--- Required action ---
Scan the material for "account". Copy every line it appears in.

--- Data provided ---
------------------------------

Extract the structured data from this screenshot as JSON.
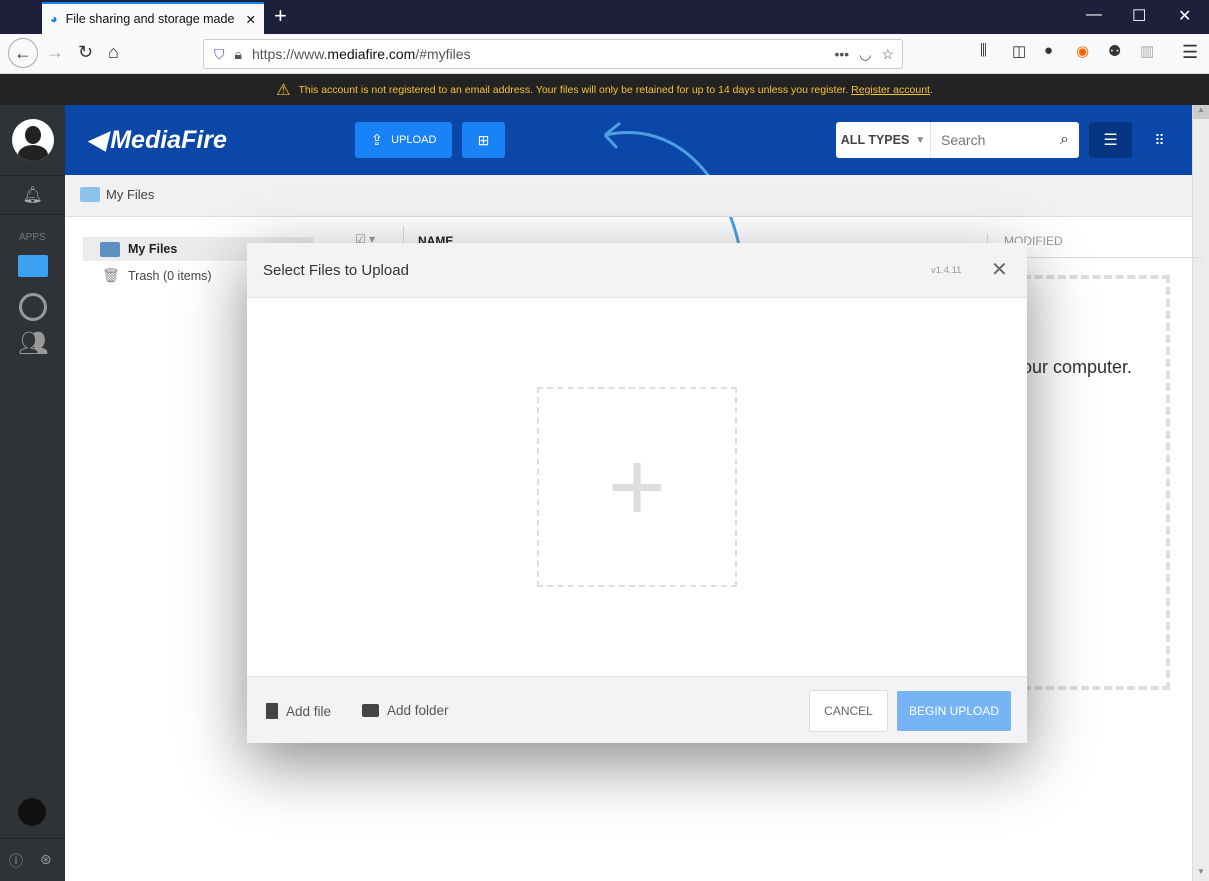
{
  "browser": {
    "tab_title": "File sharing and storage made s",
    "url_prefix": "https://www.",
    "url_domain": "mediafire.com",
    "url_suffix": "/#myfiles"
  },
  "warning": {
    "text": "This account is not registered to an email address. Your files will only be retained for up to 14 days unless you register.",
    "link": "Register account",
    "end": "."
  },
  "header": {
    "logo": "MediaFire",
    "upload_label": "UPLOAD",
    "filter_label": "ALL TYPES",
    "search_placeholder": "Search"
  },
  "sidebar": {
    "apps_label": "APPS"
  },
  "breadcrumb": {
    "label": "My Files"
  },
  "tree": {
    "items": [
      {
        "label": "My Files"
      },
      {
        "label": "Trash (0 items)"
      }
    ]
  },
  "table": {
    "col_name": "NAME",
    "col_modified": "MODIFIED"
  },
  "background": {
    "drop_text": "our computer."
  },
  "modal": {
    "title": "Select Files to Upload",
    "version": "v1.4.11",
    "add_file": "Add file",
    "add_folder": "Add folder",
    "cancel": "CANCEL",
    "begin": "BEGIN UPLOAD"
  }
}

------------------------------

--- Answer section ---
    "text": "This account is not registered to an email address. Your files will only be retained for up to 14 days unless you register.",
    "link": "Register account",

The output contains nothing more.